We had enough fish in an hour, and ran up the coast towards Long Beach, picked up the crab-pots, took out the crabs and re-baited the pots. Not a big catch, but some fine Dungeness http://en.wikipedia.org/wiki/Dungeness_crab http://www.bcseafoodonline.com/files/dungeness_crab.html crab for dinner. Only the fish filets were kept, the heads, bones and tails was used as bait.
Elling’s boat was an older commercial troller, but in good shape, his pride and joy, and rigged for sports fishing charters. Fiberglass, about 26 ‘, a Volvo gas engine, just perfect for this use. The engine was serviced that same week, and new sound insulation was put in around and on to the inside of the engine lid. The new insulation was just stapled to the bottom of the lid, we found that out later, the hard way.
We were at full speed on the way home. With enough fish filets and crabs, and it was still only about 7 AM, enjoying some coffee from the thermos. A perfect fishing trip. So far.
The boat stopped almost dead in the water. We looked back, and “holy shit”; Heavy black smoke, flames sticking out from the engine room, smaller gas explosions, I thought this was it.
My first thought; was; Thank You God , that Tim, my stepson, did not come along. He must have been about 8-10 at the time, and loved boats and fishing, but not at 4 AM. The next thought was life jackets, but I did not get to think any further. Elling reacted fast, he knew what to do. This was his third fire on a boat, I do not want to hear about the two first, this was scary enough.
The smoke, the roar of the fire, it was no time to speak.

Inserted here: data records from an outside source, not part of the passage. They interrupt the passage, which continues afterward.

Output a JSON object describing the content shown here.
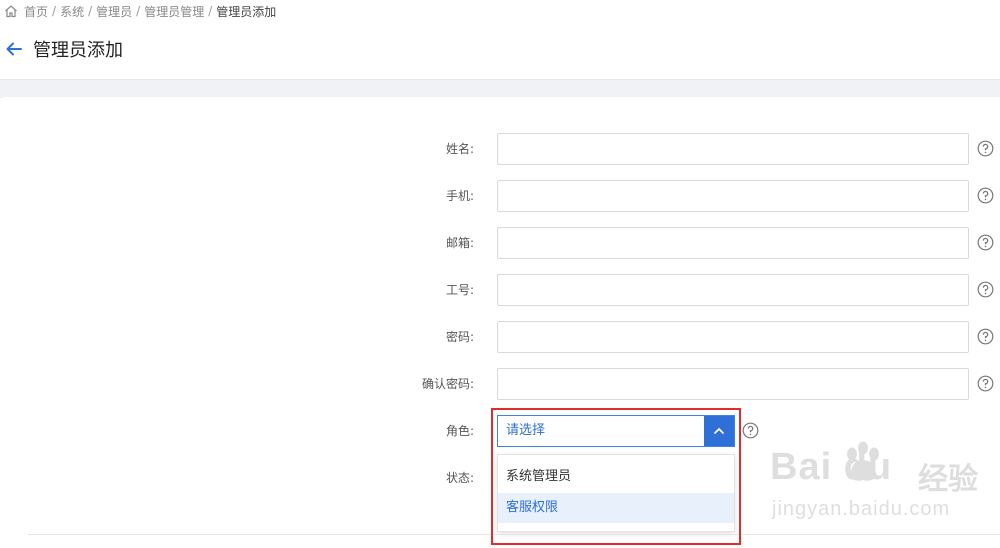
{
  "breadcrumb": {
    "items": [
      "首页",
      "系统",
      "管理员",
      "管理员管理",
      "管理员添加"
    ],
    "separator": "/"
  },
  "header": {
    "title": "管理员添加"
  },
  "form": {
    "fields": [
      {
        "label": "姓名:",
        "value": "",
        "placeholder": ""
      },
      {
        "label": "手机:",
        "value": "",
        "placeholder": ""
      },
      {
        "label": "邮箱:",
        "value": "",
        "placeholder": ""
      },
      {
        "label": "工号:",
        "value": "",
        "placeholder": ""
      },
      {
        "label": "密码:",
        "value": "",
        "placeholder": ""
      },
      {
        "label": "确认密码:",
        "value": "",
        "placeholder": ""
      }
    ],
    "role": {
      "label": "角色:",
      "selected": "请选择",
      "options": [
        "系统管理员",
        "客服权限"
      ],
      "highlighted_option": "客服权限"
    },
    "status": {
      "label": "状态:"
    }
  },
  "watermark": {
    "brand": "Bai du",
    "brand2": "经验",
    "url": "jingyan.baidu.com"
  },
  "colors": {
    "accent": "#2e6fd8",
    "highlight_border": "#e22c2c",
    "page_band": "#f0f2f5",
    "option_hover": "#e8f0fb"
  },
  "icons": [
    "home-icon",
    "back-arrow-icon",
    "help-icon",
    "chevron-up-icon",
    "paw-icon"
  ]
}
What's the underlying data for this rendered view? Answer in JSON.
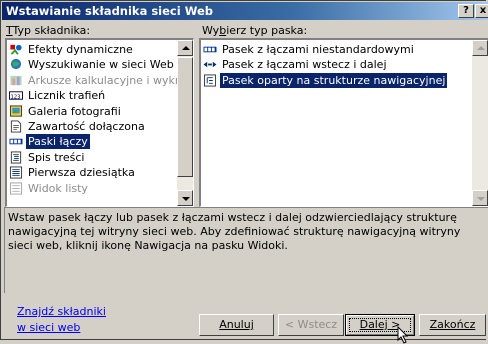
{
  "window": {
    "title": "Wstawianie składnika sieci Web",
    "help_btn": "?",
    "close_btn": "x"
  },
  "left_panel": {
    "label": "Typ składnika:",
    "items": [
      {
        "label": "Efekty dynamiczne",
        "icon": "dynamic-effects-icon",
        "state": "normal"
      },
      {
        "label": "Wyszukiwanie w sieci Web",
        "icon": "web-search-icon",
        "state": "normal"
      },
      {
        "label": "Arkusze kalkulacyjne i wykresy",
        "icon": "spreadsheet-icon",
        "state": "disabled"
      },
      {
        "label": "Licznik trafień",
        "icon": "hit-counter-icon",
        "state": "normal"
      },
      {
        "label": "Galeria fotografii",
        "icon": "photo-gallery-icon",
        "state": "normal"
      },
      {
        "label": "Zawartość dołączona",
        "icon": "included-content-icon",
        "state": "normal"
      },
      {
        "label": "Paski łączy",
        "icon": "link-bar-icon",
        "state": "selected"
      },
      {
        "label": "Spis treści",
        "icon": "table-of-contents-icon",
        "state": "normal"
      },
      {
        "label": "Pierwsza dziesiątka",
        "icon": "top-ten-icon",
        "state": "normal"
      },
      {
        "label": "Widok listy",
        "icon": "list-view-icon",
        "state": "disabled"
      }
    ]
  },
  "right_panel": {
    "label": "Wybierz typ paska:",
    "items": [
      {
        "label": "Pasek z łączami niestandardowymi",
        "icon": "custom-links-bar-icon",
        "state": "normal"
      },
      {
        "label": "Pasek z łączami wstecz i dalej",
        "icon": "back-next-bar-icon",
        "state": "normal"
      },
      {
        "label": "Pasek oparty na strukturze nawigacyjnej",
        "icon": "navigation-structure-bar-icon",
        "state": "selected"
      }
    ]
  },
  "description": "Wstaw pasek łączy lub pasek z łączami wstecz i dalej odzwierciedlający strukturę nawigacyjną tej witryny sieci web. Aby zdefiniować strukturę nawigacyjną witryny sieci web, kliknij ikonę Nawigacja na pasku Widoki.",
  "find_link": {
    "line1": "Znajdź składniki",
    "line2": "w sieci web"
  },
  "buttons": {
    "cancel": "Anuluj",
    "back": "< Wstecz",
    "next": "Dalej >",
    "finish": "Zakończ"
  },
  "colors": {
    "titlebar_start": "#0a246a",
    "titlebar_end": "#a6caf0",
    "selection": "#0a246a",
    "link": "#0000ee"
  }
}
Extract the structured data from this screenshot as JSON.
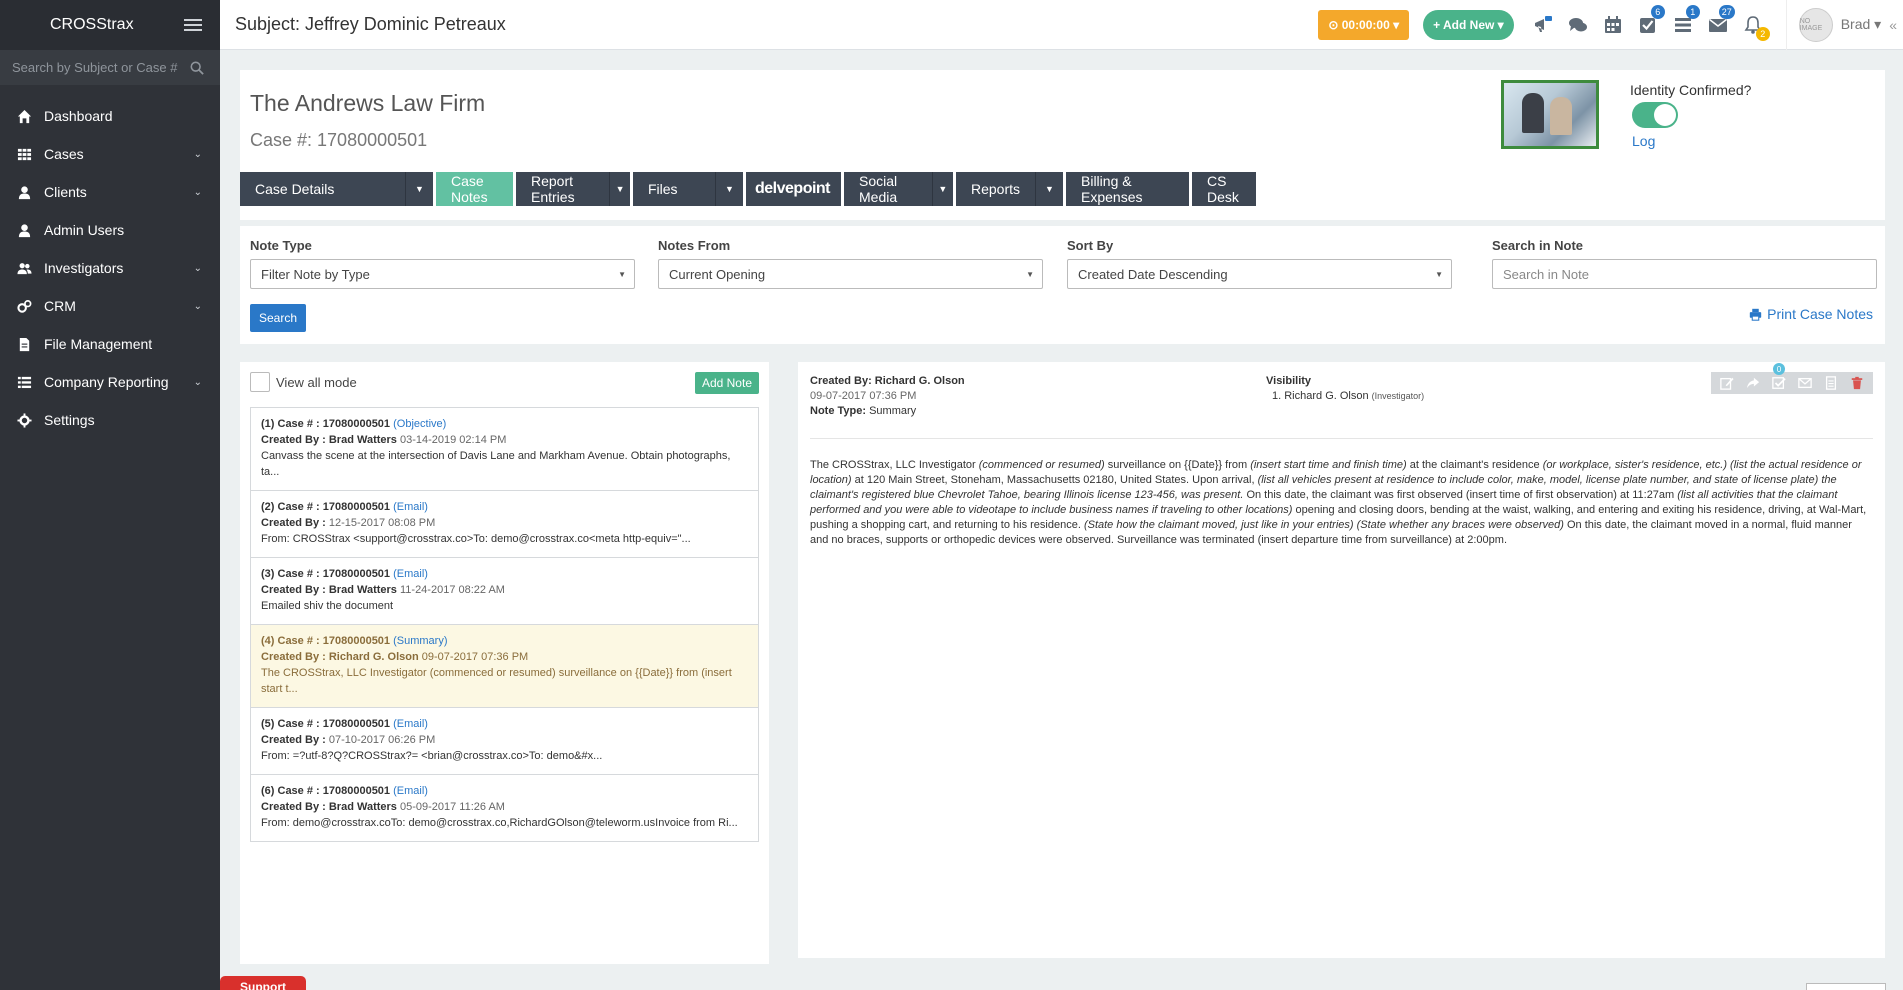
{
  "sidebar": {
    "brand": "CROSStrax",
    "search_placeholder": "Search by Subject or Case #",
    "items": [
      {
        "label": "Dashboard",
        "icon": "home-icon",
        "has_caret": false
      },
      {
        "label": "Cases",
        "icon": "grid-icon",
        "has_caret": true
      },
      {
        "label": "Clients",
        "icon": "user-icon",
        "has_caret": true
      },
      {
        "label": "Admin Users",
        "icon": "user-icon",
        "has_caret": false
      },
      {
        "label": "Investigators",
        "icon": "users-icon",
        "has_caret": true
      },
      {
        "label": "CRM",
        "icon": "cogs-icon",
        "has_caret": true
      },
      {
        "label": "File Management",
        "icon": "file-icon",
        "has_caret": false
      },
      {
        "label": "Company Reporting",
        "icon": "list-icon",
        "has_caret": true
      },
      {
        "label": "Settings",
        "icon": "gear-icon",
        "has_caret": false
      }
    ],
    "caret": "⌄"
  },
  "topbar": {
    "subject": "Subject: Jeffrey Dominic Petreaux",
    "timer": "⊙ 00:00:00 ▾",
    "add_new": "+ Add New ▾",
    "badges": {
      "tasks": "6",
      "list": "1",
      "mail": "27",
      "bell": "2"
    },
    "user_name": "Brad ▾",
    "avatar_text": "NO IMAGE",
    "collapse": "«"
  },
  "case": {
    "firm": "The Andrews Law Firm",
    "case_number": "Case #: 17080000501",
    "identity_label": "Identity Confirmed?",
    "log_label": "Log",
    "tabs": [
      {
        "label": "Case Details",
        "dropdown": true
      },
      {
        "label": "Case Notes",
        "dropdown": false
      },
      {
        "label": "Report Entries",
        "dropdown": true
      },
      {
        "label": "Files",
        "dropdown": true
      },
      {
        "label": "delvepoint",
        "dropdown": false
      },
      {
        "label": "Social Media",
        "dropdown": true
      },
      {
        "label": "Reports",
        "dropdown": true
      },
      {
        "label": "Billing & Expenses",
        "dropdown": false
      },
      {
        "label": "CS Desk",
        "dropdown": false
      }
    ],
    "dd_arrow": "▼"
  },
  "filters": {
    "note_type_label": "Note Type",
    "note_type_value": "Filter Note by Type",
    "notes_from_label": "Notes From",
    "notes_from_value": "Current Opening",
    "sort_by_label": "Sort By",
    "sort_by_value": "Created Date Descending",
    "search_label": "Search in Note",
    "search_placeholder": "Search in Note",
    "search_button": "Search",
    "print_label": "Print Case Notes",
    "arrow": "▼"
  },
  "notes": {
    "view_all": "View all mode",
    "add_note": "Add Note",
    "items": [
      {
        "case": "(1) Case # : 17080000501",
        "type": "(Objective)",
        "by_label": "Created By :",
        "by": "Brad Watters",
        "date": "03-14-2019 02:14 PM",
        "text": "Canvass the scene at the intersection of Davis Lane and Markham Avenue.  Obtain photographs, ta..."
      },
      {
        "case": "(2) Case # : 17080000501",
        "type": "(Email)",
        "by_label": "Created By :",
        "by": "",
        "date": "12-15-2017 08:08 PM",
        "text": "From: CROSStrax <support@crosstrax.co>To: demo@crosstrax.co<meta http-equiv=\"..."
      },
      {
        "case": "(3) Case # : 17080000501",
        "type": "(Email)",
        "by_label": "Created By :",
        "by": "Brad Watters",
        "date": "11-24-2017 08:22 AM",
        "text": "Emailed shiv the document"
      },
      {
        "case": "(4) Case # : 17080000501",
        "type": "(Summary)",
        "by_label": "Created By :",
        "by": "Richard G. Olson",
        "date": "09-07-2017 07:36 PM",
        "text": "The CROSStrax, LLC Investigator (commenced or resumed) surveillance on {{Date}} from (insert start t..."
      },
      {
        "case": "(5) Case # : 17080000501",
        "type": "(Email)",
        "by_label": "Created By :",
        "by": "",
        "date": "07-10-2017 06:26 PM",
        "text": "From: =?utf-8?Q?CROSStrax?= <brian@crosstrax.co>To: demo&#x..."
      },
      {
        "case": "(6) Case # : 17080000501",
        "type": "(Email)",
        "by_label": "Created By :",
        "by": "Brad Watters",
        "date": "05-09-2017 11:26 AM",
        "text": "From: demo@crosstrax.coTo: demo@crosstrax.co,RichardGOlson@teleworm.usInvoice from Ri..."
      }
    ]
  },
  "detail": {
    "created_by": "Created By: Richard G. Olson",
    "date": "09-07-2017 07:36 PM",
    "note_type_label": "Note Type:",
    "note_type": "Summary",
    "visibility_label": "Visibility",
    "visibility_item": "1. Richard G. Olson",
    "visibility_role": "(Investigator)",
    "task_badge": "0",
    "body": [
      {
        "t": "The CROSStrax, LLC Investigator ",
        "i": false
      },
      {
        "t": "(commenced or resumed)",
        "i": true
      },
      {
        "t": " surveillance on {{Date}} from ",
        "i": false
      },
      {
        "t": "(insert start time and finish time)",
        "i": true
      },
      {
        "t": " at the claimant's residence ",
        "i": false
      },
      {
        "t": "(or workplace, sister's residence, etc.) (list the actual residence or location)",
        "i": true
      },
      {
        "t": " at 120 Main Street, Stoneham, Massachusetts 02180, United States. Upon arrival, ",
        "i": false
      },
      {
        "t": "(list all vehicles present at residence to include color, make, model, license plate number, and state of license plate) the claimant's registered blue Chevrolet Tahoe, bearing Illinois license 123-456, was present.",
        "i": true
      },
      {
        "t": " On this date, the claimant was first observed (insert time of first observation) at 11:27am ",
        "i": false
      },
      {
        "t": "(list all activities that the claimant performed and you were able to videotape to include business names if traveling to other locations)",
        "i": true
      },
      {
        "t": " opening and closing doors, bending at the waist, walking, and entering and exiting his residence, driving, at Wal-Mart, pushing a shopping cart, and returning to his residence. ",
        "i": false
      },
      {
        "t": "(State how the claimant moved, just like in your entries) (State whether any braces were observed)",
        "i": true
      },
      {
        "t": " On this date, the claimant moved in a normal, fluid manner and no braces, supports or orthopedic devices were observed. Surveillance was terminated (insert departure time from surveillance) at 2:00pm.",
        "i": false
      }
    ]
  },
  "support": "Support",
  "colors": {
    "sidebar": "#2f3238",
    "accent_green": "#4ab38a",
    "tab_active": "#62c1a2",
    "tab_dark": "#3d4653",
    "link_blue": "#2a78c8",
    "timer_orange": "#f4a82b"
  }
}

Elling pointed, made motions, grabbed a bucket, with a braided line attached. One must have one, onboard every boat, to get a bucket of water to wash away fishblood, use as a pot, if you have women onboard, and no lavatory, and now, to extinguish a fire. He made signs to me to carefully open the engine cover, and he threw the first bucket of salt water on the fire, a gas fire, I don’t think that is in the manual.
After a few buckets, and inhaling a lot of black, awful smoke, and burning my facial hairs away, the main fire was out, just hissing sounds from the hot engine, and smoke from the charred insulation, that had fallen off its staples, and on to the hot engine, thus causing the fire.
Elling trew the engine cover overboard, and the triple gas carburetor, and a few other burned useless things from the engine room. The smell of acid smoke, gas, and burnt hair, is all what I can remember. Elling face was black, I did not see mine. The heavy cloud of dark smoke still hang in the air, high in the air.
We could see the lighthouse from there, but I don’t think they saw us. If we had ended up in the cold Pacific waters, even with a life jacket, the heavy currents around the outer rocks off the coast, would have made short process. We had seen other boats earlier, but none now. The boat drifting, probably some quiet thank you Pryor were placed, trying to get back to reality, living life, coughing, spitting. The smoke bothered me for many years, I probably got more than a lifetime of cigars, and may be another reason for not smoking.
Nothing worked, the VHF radio was dead, we hosted a white tee-shirt in a pole, but nobody was around. We did not talk. It was a dead scene. Elling started looking at the engine, he ripped the rest of the charred insulation out, and threw it overboard. There was nothing else that could burn, except the gas, and the gas was flowing from burnt hoses. Elling wrapped something around, and tried to start the engine.
The 6 cylinder Volvo sputtered, fire came out from around of several cylinder heads, and shot high in the air from where the carburetor once sat. I was not comfortable with this, but there was nothing more that could burn. It started finally, on a few cylinders, and slowly, we limped back to the Ucluelet inlet, it took several hours. Some nervous small talk got started on the way in, and by the time we hit the dock, we were almost back to normal.
We had to trow the burned clothes away, before the family saw them, and washed and cleaned up the best we could. My face was like a burned apple cake, but did not smell as nice. This is the first time they hear the whole story, what a close call it was. I did not talk to the Devil during this experience, my be he was not up that early morning.